It has called for increased spending on infrastructure projects and the creation of a Brexit fund for “at-risk” sectors such as construction.
First Minister Nicola Sturgeon has vowed to examine all options to protect Scotland’s place in Europe after the majority of Scots voted to remain in the EU in the June ballot.
Scottish Labour said action is needed immediately to mitigate the impact of the Brexit vote and after new data showed growth in the Scottish economy stalled at the start of the year.
Its plan says the Government should announce its intention to implement “a significant and sustained programme of capital spending”, using Holyrood’s new borrowing powers to increase its scale.

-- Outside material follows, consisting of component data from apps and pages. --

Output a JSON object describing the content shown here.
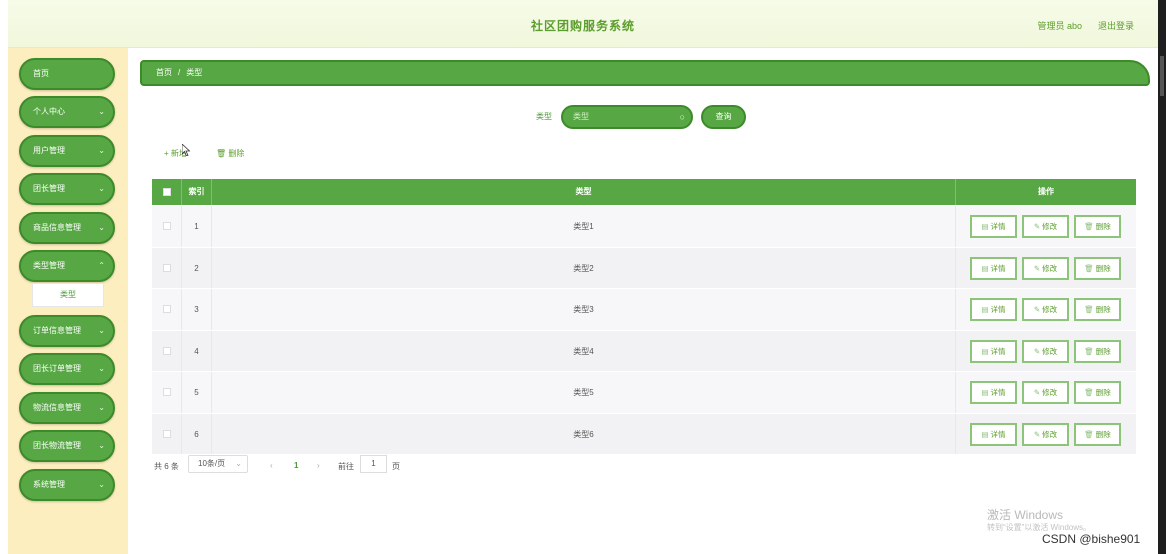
{
  "header": {
    "title": "社区团购服务系统",
    "user": "管理员 abo",
    "logout": "退出登录"
  },
  "sidebar": {
    "items": [
      {
        "label": "首页"
      },
      {
        "label": "个人中心"
      },
      {
        "label": "用户管理"
      },
      {
        "label": "团长管理"
      },
      {
        "label": "商品信息管理"
      },
      {
        "label": "类型管理"
      },
      {
        "label": "订单信息管理"
      },
      {
        "label": "团长订单管理"
      },
      {
        "label": "物流信息管理"
      },
      {
        "label": "团长物流管理"
      },
      {
        "label": "系统管理"
      }
    ],
    "submenu": "类型"
  },
  "breadcrumb": {
    "home": "首页",
    "separator": "/",
    "current": "类型"
  },
  "search": {
    "label": "类型",
    "placeholder": "类型",
    "button": "查询"
  },
  "toolbar": {
    "add": "+ 新增",
    "delete": "🗑 删除"
  },
  "table": {
    "columns": [
      "索引",
      "类型",
      "操作"
    ],
    "rows": [
      {
        "index": "1",
        "type": "类型1"
      },
      {
        "index": "2",
        "type": "类型2"
      },
      {
        "index": "3",
        "type": "类型3"
      },
      {
        "index": "4",
        "type": "类型4"
      },
      {
        "index": "5",
        "type": "类型5"
      },
      {
        "index": "6",
        "type": "类型6"
      }
    ],
    "actions": {
      "detail": "详情",
      "edit": "修改",
      "delete": "删除"
    }
  },
  "pagination": {
    "total": "共 6 条",
    "page_size": "10条/页",
    "current_page": "1",
    "goto_label": "前往",
    "goto_value": "1",
    "page_suffix": "页"
  },
  "overlay": {
    "activate_title": "激活 Windows",
    "activate_hint": "转到“设置”以激活 Windows。",
    "csdn": "CSDN @bishe901"
  }
}
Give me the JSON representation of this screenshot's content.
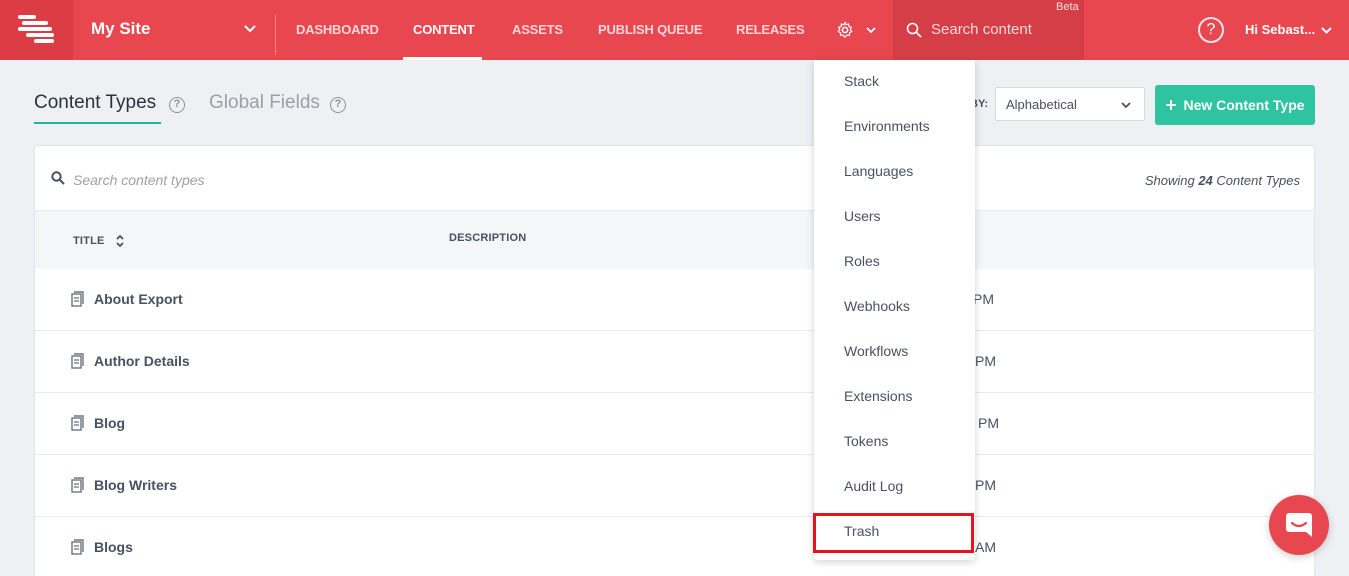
{
  "colors": {
    "brand_red": "#e8474f",
    "accent_green": "#2ec4a1",
    "highlight_red": "#e8121c"
  },
  "header": {
    "site_name": "My Site",
    "nav": [
      "DASHBOARD",
      "CONTENT",
      "ASSETS",
      "PUBLISH QUEUE",
      "RELEASES"
    ],
    "active_nav": "CONTENT",
    "search_placeholder": "Search content",
    "beta_label": "Beta",
    "help_glyph": "?",
    "user_greeting": "Hi Sebast..."
  },
  "subheader": {
    "tabs": [
      {
        "label": "Content Types",
        "active": true
      },
      {
        "label": "Global Fields",
        "active": false
      }
    ],
    "sort_by_label": "BY:",
    "sort_value": "Alphabetical",
    "new_button_label": "New Content Type"
  },
  "list": {
    "search_placeholder": "Search content types",
    "showing_prefix": "Showing",
    "showing_count": "24",
    "showing_suffix": "Content Types",
    "columns": [
      "TITLE",
      "DESCRIPTION"
    ],
    "rows": [
      {
        "title": "About Export",
        "modified_fragment": "PM"
      },
      {
        "title": "Author Details",
        "modified_fragment": "PM"
      },
      {
        "title": "Blog",
        "modified_fragment": "PM"
      },
      {
        "title": "Blog Writers",
        "modified_fragment": "PM"
      },
      {
        "title": "Blogs",
        "modified_fragment": "AM"
      }
    ]
  },
  "settings_menu": {
    "items": [
      "Stack",
      "Environments",
      "Languages",
      "Users",
      "Roles",
      "Webhooks",
      "Workflows",
      "Extensions",
      "Tokens",
      "Audit Log",
      "Trash"
    ],
    "highlighted_item": "Trash"
  }
}
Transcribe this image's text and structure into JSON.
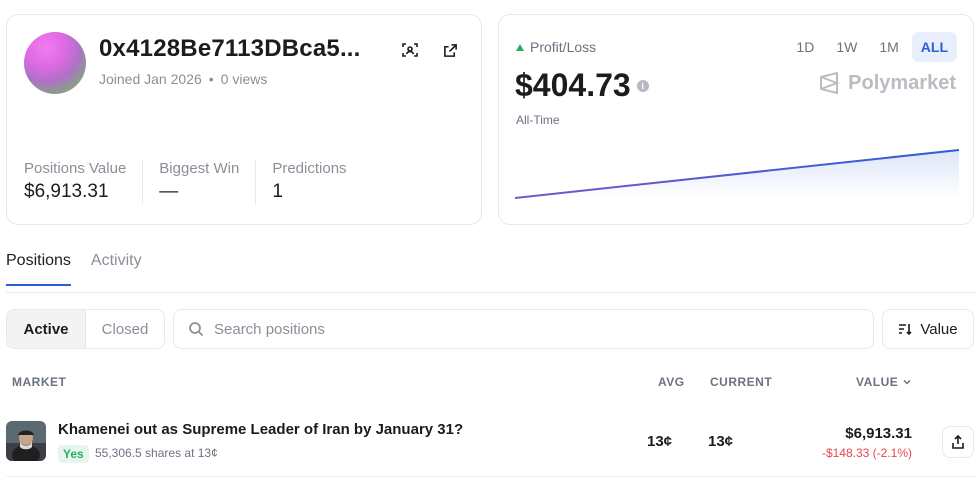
{
  "profile": {
    "address": "0x4128Be7113DBca5...",
    "joined": "Joined Jan 2026",
    "views": "0 views",
    "stats": [
      {
        "label": "Positions Value",
        "value": "$6,913.31"
      },
      {
        "label": "Biggest Win",
        "value": "—"
      },
      {
        "label": "Predictions",
        "value": "1"
      }
    ],
    "icons": [
      "scan-icon",
      "external-link-icon"
    ]
  },
  "pnl": {
    "label": "Profit/Loss",
    "value": "$404.73",
    "range_label": "All-Time",
    "ranges": [
      "1D",
      "1W",
      "1M",
      "ALL"
    ],
    "active_range": "ALL",
    "brand": "Polymarket",
    "colors": {
      "up": "#27ae60",
      "line_start": "#7b55c8",
      "line_end": "#2c5fd8"
    }
  },
  "chart_data": {
    "type": "area",
    "x": [
      0,
      1
    ],
    "y": [
      0,
      404.73
    ],
    "grid": false,
    "legend": "none"
  },
  "tabs": [
    "Positions",
    "Activity"
  ],
  "active_tab": "Positions",
  "filter": {
    "segments": [
      "Active",
      "Closed"
    ],
    "active": "Active",
    "search_placeholder": "Search positions",
    "sort_label": "Value"
  },
  "table": {
    "headers": {
      "market": "MARKET",
      "avg": "AVG",
      "current": "CURRENT",
      "value": "VALUE"
    },
    "rows": [
      {
        "title": "Khamenei out as Supreme Leader of Iran by January 31?",
        "outcome": "Yes",
        "shares": "55,306.5 shares at 13¢",
        "avg": "13¢",
        "current": "13¢",
        "value": "$6,913.31",
        "change": "-$148.33 (-2.1%)"
      }
    ]
  }
}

Ministers should accelerate existing capital spending commitments while any increase in infrastructure spending should focus on affordable homes, the party said.
A Brexit fund - which could be provided in the form of loan guarantees - should be brought in to help areas which could be badly hit by the EU leave vote, such as construction, food and drink, and research and innovation.
Scottish Labour economy spokeswoman Jackie Baillie said: “Whilst the SNP are entirely right to continue to attempt to secure Scotland’s place in Europe, they can’t take their eye off the day job - they have a duty to protect Scottish jobs and the Scottish economy from the fallout of Brexit in the short, medium and long term.
“Bringing forward infrastructure spending will give our economy a boost - and Labour would argue the primary focus should be housebuilding so we can tackle Scotland’s housing crisis.
“The SNP government should also establish a Brexit support fund for industries most at risk and use the tax powers of the Scottish Parliament to stop the cuts to public services.
“Scotland’s economy will face serious challenges regardless of how the process of Brexit plays out - it is vital that the SNP government have a plan in place to protect our economy from the shocks it will face now and in the future.”
The party has also repeated calls for existing workers’ rights in the UK to be guaranteed and for confirmation that EU nationals studying, working and living in the UK can remain after Brexit.
Scottish Labour leader Kezia Dugdale said: “The consequences of the UK voting to leave the EU will be felt for years to come and the only thing we know for sure is that we don’t know very much about what the future holds.
“Labour stands with the majority of Scots who want to be part of the UK and the EU - we won’t give up pursuing those options, but protecting jobs and public services must come first.”
A UK Government spokeswoman said: “We will work with the Scottish Government, and the other devolved administrations, as part of Team UK to deliver the best possible deal for Britain in our negotiations to leave the European Union.”
Scottish Greens’ co-convener Patrick Harvie said: “Greens have long been calling for a more ambitious approach to progressive taxation, investment in housing and support for new industries in the low carbon economy, so these proposals are nothing new. We’ll continue to make this case in the Scottish budget debates.
“It’s pretty rich for Labour now to be demanding that EU citizens in Scotland should be protected or that our existing workplace rights be safeguarded - this is the party which argued against allowing the Scottish Government to gain any devolved powers over those issues.
“These measures would not avert the economic crisis that will arise if Scotland leaves the EU.
“What’s more important is that we continue to explore every opportunity possible to keeping Scotland in the European Union rather than accepting Labour’s doomed position that the decision ‘has been made’.”
A spokesman for Economy Secretary Keith Brown said: “We welcome Labour’s support for our efforts to secure Scotland’s relationship with the EU - a relationship which is crucial in ensuring that we have a strong economy which will support jobs, protect the workforce and enable us to fund our public services.
“The Scottish Government has repeatedly raised concerns over the UK’s failure to guarantee the right to remain for EU nationals.
“The First Minister and Keith Brown recently met with business leaders to hear their concerns about the EU referendum outcome and we are taking forward suggestions made by them as to how we can best-support business during this time.”